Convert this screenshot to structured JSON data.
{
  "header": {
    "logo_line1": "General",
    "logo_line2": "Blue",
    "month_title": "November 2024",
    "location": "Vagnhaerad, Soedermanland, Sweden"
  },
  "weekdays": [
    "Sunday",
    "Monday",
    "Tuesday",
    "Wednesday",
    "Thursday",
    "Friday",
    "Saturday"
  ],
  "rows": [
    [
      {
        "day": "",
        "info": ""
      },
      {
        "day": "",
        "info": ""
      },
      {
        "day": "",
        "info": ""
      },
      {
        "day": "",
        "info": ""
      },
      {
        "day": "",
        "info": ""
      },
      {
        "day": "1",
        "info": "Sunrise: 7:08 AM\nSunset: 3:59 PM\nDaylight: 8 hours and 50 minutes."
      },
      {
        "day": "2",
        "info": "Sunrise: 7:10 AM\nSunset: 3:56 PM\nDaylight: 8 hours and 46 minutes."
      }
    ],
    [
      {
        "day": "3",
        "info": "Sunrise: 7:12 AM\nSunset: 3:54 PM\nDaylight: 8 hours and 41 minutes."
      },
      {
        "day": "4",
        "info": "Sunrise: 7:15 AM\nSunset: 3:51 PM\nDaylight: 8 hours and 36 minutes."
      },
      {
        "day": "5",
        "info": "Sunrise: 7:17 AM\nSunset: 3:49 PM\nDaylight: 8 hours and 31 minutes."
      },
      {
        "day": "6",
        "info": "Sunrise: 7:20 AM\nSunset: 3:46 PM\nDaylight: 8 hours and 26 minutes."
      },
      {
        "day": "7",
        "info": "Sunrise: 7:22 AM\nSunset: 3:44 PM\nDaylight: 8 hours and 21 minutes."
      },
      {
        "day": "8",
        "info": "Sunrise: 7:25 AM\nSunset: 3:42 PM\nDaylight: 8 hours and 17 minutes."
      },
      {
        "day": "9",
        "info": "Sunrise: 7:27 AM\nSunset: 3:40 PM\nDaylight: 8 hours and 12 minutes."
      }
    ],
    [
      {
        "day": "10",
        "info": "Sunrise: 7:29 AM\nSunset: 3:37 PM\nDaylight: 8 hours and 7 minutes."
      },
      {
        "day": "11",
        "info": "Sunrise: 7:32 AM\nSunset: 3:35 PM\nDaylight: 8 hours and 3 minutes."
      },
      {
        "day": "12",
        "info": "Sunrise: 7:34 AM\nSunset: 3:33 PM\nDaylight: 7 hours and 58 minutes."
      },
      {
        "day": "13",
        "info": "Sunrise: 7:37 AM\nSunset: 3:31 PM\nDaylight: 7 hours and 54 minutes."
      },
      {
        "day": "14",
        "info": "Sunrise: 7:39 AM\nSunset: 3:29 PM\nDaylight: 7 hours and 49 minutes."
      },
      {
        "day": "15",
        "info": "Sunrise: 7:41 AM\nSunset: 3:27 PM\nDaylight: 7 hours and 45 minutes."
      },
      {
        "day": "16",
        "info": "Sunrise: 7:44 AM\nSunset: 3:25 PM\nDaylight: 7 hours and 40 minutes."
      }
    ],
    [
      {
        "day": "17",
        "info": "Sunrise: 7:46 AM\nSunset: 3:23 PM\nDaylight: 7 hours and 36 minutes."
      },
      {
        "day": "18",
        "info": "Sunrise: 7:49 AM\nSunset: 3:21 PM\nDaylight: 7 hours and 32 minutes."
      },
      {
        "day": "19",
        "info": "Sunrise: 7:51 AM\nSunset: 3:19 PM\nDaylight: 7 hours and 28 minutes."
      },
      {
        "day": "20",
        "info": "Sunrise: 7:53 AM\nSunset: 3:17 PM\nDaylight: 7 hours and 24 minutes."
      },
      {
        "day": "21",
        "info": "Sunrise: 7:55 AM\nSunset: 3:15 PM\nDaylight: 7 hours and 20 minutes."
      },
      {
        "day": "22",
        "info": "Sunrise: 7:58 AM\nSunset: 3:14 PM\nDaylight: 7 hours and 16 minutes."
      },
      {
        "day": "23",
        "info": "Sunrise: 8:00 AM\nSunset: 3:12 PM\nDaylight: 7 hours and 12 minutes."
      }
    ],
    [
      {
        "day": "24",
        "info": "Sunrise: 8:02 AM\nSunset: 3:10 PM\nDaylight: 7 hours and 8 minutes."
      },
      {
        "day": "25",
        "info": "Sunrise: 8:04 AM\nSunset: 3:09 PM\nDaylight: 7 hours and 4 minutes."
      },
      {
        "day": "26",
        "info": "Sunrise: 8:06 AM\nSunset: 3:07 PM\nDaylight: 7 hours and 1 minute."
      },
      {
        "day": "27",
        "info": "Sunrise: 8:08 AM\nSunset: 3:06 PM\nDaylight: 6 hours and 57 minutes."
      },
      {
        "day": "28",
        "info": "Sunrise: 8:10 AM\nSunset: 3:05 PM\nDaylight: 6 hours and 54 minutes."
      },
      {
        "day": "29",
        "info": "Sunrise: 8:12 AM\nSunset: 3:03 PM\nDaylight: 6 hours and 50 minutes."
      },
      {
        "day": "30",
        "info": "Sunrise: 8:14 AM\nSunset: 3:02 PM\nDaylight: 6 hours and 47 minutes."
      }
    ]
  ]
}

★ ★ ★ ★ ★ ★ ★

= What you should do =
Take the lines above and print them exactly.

= Reply =
Convert this screenshot to structured JSON data.
{
  "header": {
    "logo_line1": "General",
    "logo_line2": "Blue",
    "month_title": "November 2024",
    "location": "Vagnhaerad, Soedermanland, Sweden"
  },
  "weekdays": [
    "Sunday",
    "Monday",
    "Tuesday",
    "Wednesday",
    "Thursday",
    "Friday",
    "Saturday"
  ],
  "rows": [
    [
      {
        "day": "",
        "info": ""
      },
      {
        "day": "",
        "info": ""
      },
      {
        "day": "",
        "info": ""
      },
      {
        "day": "",
        "info": ""
      },
      {
        "day": "",
        "info": ""
      },
      {
        "day": "1",
        "info": "Sunrise: 7:08 AM\nSunset: 3:59 PM\nDaylight: 8 hours and 50 minutes."
      },
      {
        "day": "2",
        "info": "Sunrise: 7:10 AM\nSunset: 3:56 PM\nDaylight: 8 hours and 46 minutes."
      }
    ],
    [
      {
        "day": "3",
        "info": "Sunrise: 7:12 AM\nSunset: 3:54 PM\nDaylight: 8 hours and 41 minutes."
      },
      {
        "day": "4",
        "info": "Sunrise: 7:15 AM\nSunset: 3:51 PM\nDaylight: 8 hours and 36 minutes."
      },
      {
        "day": "5",
        "info": "Sunrise: 7:17 AM\nSunset: 3:49 PM\nDaylight: 8 hours and 31 minutes."
      },
      {
        "day": "6",
        "info": "Sunrise: 7:20 AM\nSunset: 3:46 PM\nDaylight: 8 hours and 26 minutes."
      },
      {
        "day": "7",
        "info": "Sunrise: 7:22 AM\nSunset: 3:44 PM\nDaylight: 8 hours and 21 minutes."
      },
      {
        "day": "8",
        "info": "Sunrise: 7:25 AM\nSunset: 3:42 PM\nDaylight: 8 hours and 17 minutes."
      },
      {
        "day": "9",
        "info": "Sunrise: 7:27 AM\nSunset: 3:40 PM\nDaylight: 8 hours and 12 minutes."
      }
    ],
    [
      {
        "day": "10",
        "info": "Sunrise: 7:29 AM\nSunset: 3:37 PM\nDaylight: 8 hours and 7 minutes."
      },
      {
        "day": "11",
        "info": "Sunrise: 7:32 AM\nSunset: 3:35 PM\nDaylight: 8 hours and 3 minutes."
      },
      {
        "day": "12",
        "info": "Sunrise: 7:34 AM\nSunset: 3:33 PM\nDaylight: 7 hours and 58 minutes."
      },
      {
        "day": "13",
        "info": "Sunrise: 7:37 AM\nSunset: 3:31 PM\nDaylight: 7 hours and 54 minutes."
      },
      {
        "day": "14",
        "info": "Sunrise: 7:39 AM\nSunset: 3:29 PM\nDaylight: 7 hours and 49 minutes."
      },
      {
        "day": "15",
        "info": "Sunrise: 7:41 AM\nSunset: 3:27 PM\nDaylight: 7 hours and 45 minutes."
      },
      {
        "day": "16",
        "info": "Sunrise: 7:44 AM\nSunset: 3:25 PM\nDaylight: 7 hours and 40 minutes."
      }
    ],
    [
      {
        "day": "17",
        "info": "Sunrise: 7:46 AM\nSunset: 3:23 PM\nDaylight: 7 hours and 36 minutes."
      },
      {
        "day": "18",
        "info": "Sunrise: 7:49 AM\nSunset: 3:21 PM\nDaylight: 7 hours and 32 minutes."
      },
      {
        "day": "19",
        "info": "Sunrise: 7:51 AM\nSunset: 3:19 PM\nDaylight: 7 hours and 28 minutes."
      },
      {
        "day": "20",
        "info": "Sunrise: 7:53 AM\nSunset: 3:17 PM\nDaylight: 7 hours and 24 minutes."
      },
      {
        "day": "21",
        "info": "Sunrise: 7:55 AM\nSunset: 3:15 PM\nDaylight: 7 hours and 20 minutes."
      },
      {
        "day": "22",
        "info": "Sunrise: 7:58 AM\nSunset: 3:14 PM\nDaylight: 7 hours and 16 minutes."
      },
      {
        "day": "23",
        "info": "Sunrise: 8:00 AM\nSunset: 3:12 PM\nDaylight: 7 hours and 12 minutes."
      }
    ],
    [
      {
        "day": "24",
        "info": "Sunrise: 8:02 AM\nSunset: 3:10 PM\nDaylight: 7 hours and 8 minutes."
      },
      {
        "day": "25",
        "info": "Sunrise: 8:04 AM\nSunset: 3:09 PM\nDaylight: 7 hours and 4 minutes."
      },
      {
        "day": "26",
        "info": "Sunrise: 8:06 AM\nSunset: 3:07 PM\nDaylight: 7 hours and 1 minute."
      },
      {
        "day": "27",
        "info": "Sunrise: 8:08 AM\nSunset: 3:06 PM\nDaylight: 6 hours and 57 minutes."
      },
      {
        "day": "28",
        "info": "Sunrise: 8:10 AM\nSunset: 3:05 PM\nDaylight: 6 hours and 54 minutes."
      },
      {
        "day": "29",
        "info": "Sunrise: 8:12 AM\nSunset: 3:03 PM\nDaylight: 6 hours and 50 minutes."
      },
      {
        "day": "30",
        "info": "Sunrise: 8:14 AM\nSunset: 3:02 PM\nDaylight: 6 hours and 47 minutes."
      }
    ]
  ]
}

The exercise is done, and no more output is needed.